As Henry Barajas observed in the Tucson Weekly, the Buffet Bar “smells like hot dogs and day-old whiskey breath.” Of course, not every review of the place is as glowing, which is surely just fine by the regulars at this 82-year-old Arizona landmark. Little has changed at the Buffet over the years, because nobody wants it to. There are hot dogs in the crock pot every day, a day that begins when the door opens at 6 a.m. The crowd is made up of recent college grads, old cranks, bikers, and assorted misfits. It’s a place that has inspired many a heartwarming tale such as this one, courtesy of University of Arizona alum and Emmy-award–winning investigative reporter Jason Auslander: “I was in there one night and a friend handed me a shot of what he said was a kamikaze. So I drank it down. Immediately I knew it wasn’t a kamikaze. Turns out it was the Buffet’s signature shot called Buffalo Sweat, which they make by mopping up the bar and squeezing the rag into a shot glass. They top it off with hot dog juice and serve it to unsuspecting suckers like me. God, I love that place!”

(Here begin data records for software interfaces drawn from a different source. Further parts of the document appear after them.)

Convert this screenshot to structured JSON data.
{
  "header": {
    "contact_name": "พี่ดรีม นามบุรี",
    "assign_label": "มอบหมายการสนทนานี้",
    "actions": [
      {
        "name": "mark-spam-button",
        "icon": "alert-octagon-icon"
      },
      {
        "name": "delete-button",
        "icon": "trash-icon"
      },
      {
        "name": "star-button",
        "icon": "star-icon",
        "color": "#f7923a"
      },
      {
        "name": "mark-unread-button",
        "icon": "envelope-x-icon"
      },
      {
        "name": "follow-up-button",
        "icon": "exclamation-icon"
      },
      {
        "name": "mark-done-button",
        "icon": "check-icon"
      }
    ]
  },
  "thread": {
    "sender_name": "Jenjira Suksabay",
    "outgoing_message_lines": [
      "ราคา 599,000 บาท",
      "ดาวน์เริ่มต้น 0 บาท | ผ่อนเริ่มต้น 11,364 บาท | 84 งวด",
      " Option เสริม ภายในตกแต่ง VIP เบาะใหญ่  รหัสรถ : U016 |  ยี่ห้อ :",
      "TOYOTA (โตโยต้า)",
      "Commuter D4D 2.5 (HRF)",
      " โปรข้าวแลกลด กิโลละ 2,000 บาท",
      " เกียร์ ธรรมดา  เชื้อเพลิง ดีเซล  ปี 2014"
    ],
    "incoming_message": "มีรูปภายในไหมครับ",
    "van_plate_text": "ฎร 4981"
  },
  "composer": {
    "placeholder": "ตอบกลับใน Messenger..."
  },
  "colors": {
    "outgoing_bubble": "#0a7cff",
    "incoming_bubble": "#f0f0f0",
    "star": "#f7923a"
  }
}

Key West, FL
Let’s get this out of the way up front—Hemingway drank here. For real. Indeed, Papa was a regular at this national treasure back when it was called Sloppy Joe’s Bar. It’s still pretty sloppy. Adorably so. Money and undergarments are tacked to the walls and ceiling. There’s a tree in the middle of the place from which pirates were purportedly hanged. It’s the kind of place where you’re definitely going to hear some Jimmy Buffett music, like “The Last Mango in Paris,” a track about a dude by the name of Anthony Tarracino, better known as Captain Tony. “It has all the atmosphere you'd expect of a quintessential dive bar,” says Bill York, founder of a craft bitters company. “And, you know, a hanging tree.”
Securing a reservation at the Michelin three-star restaurant French Laundry can be a challenge, to say the least, but not to worry: There’s always room for you down the street at Pancha’s. The food’s not as good, and neither are the drinks, the wine, the beer or the service. But, boy, is it ever a hell of a lot cheaper. And the ambience is a whole different kind of fun. “A word of warning though,” says Isaac Shumway, former beverage director at Tosca Cafe in San Francisco. “Do not piss off Rose the bartender.” She’s known for having a counterintuitive approach to bartender hospitality, one that’s roughly summed up by the framed sign in the bar reading, ‘Zero Tolerance for Idiots.’
“The Horse,” as it’s known roundabout Fell’s Point, was established in 1775. It’s purported to be the last place Edgar Allen Poe visited before his mysterious death on October 7th, 1849, and the locals say Poe’s ghost still haunts the place. “The Horse ticks all the boxes you love about a great old dive,” says Tobin Ellis, one of the country’s leading hospitality consultants. “Genuinely friendly bartenders, a ton of whiskey, a worn-in feel with horse saddle bar stools, and live music seven nights a week.” And this being Maryland and all, let it be noted that the crab cake is legit.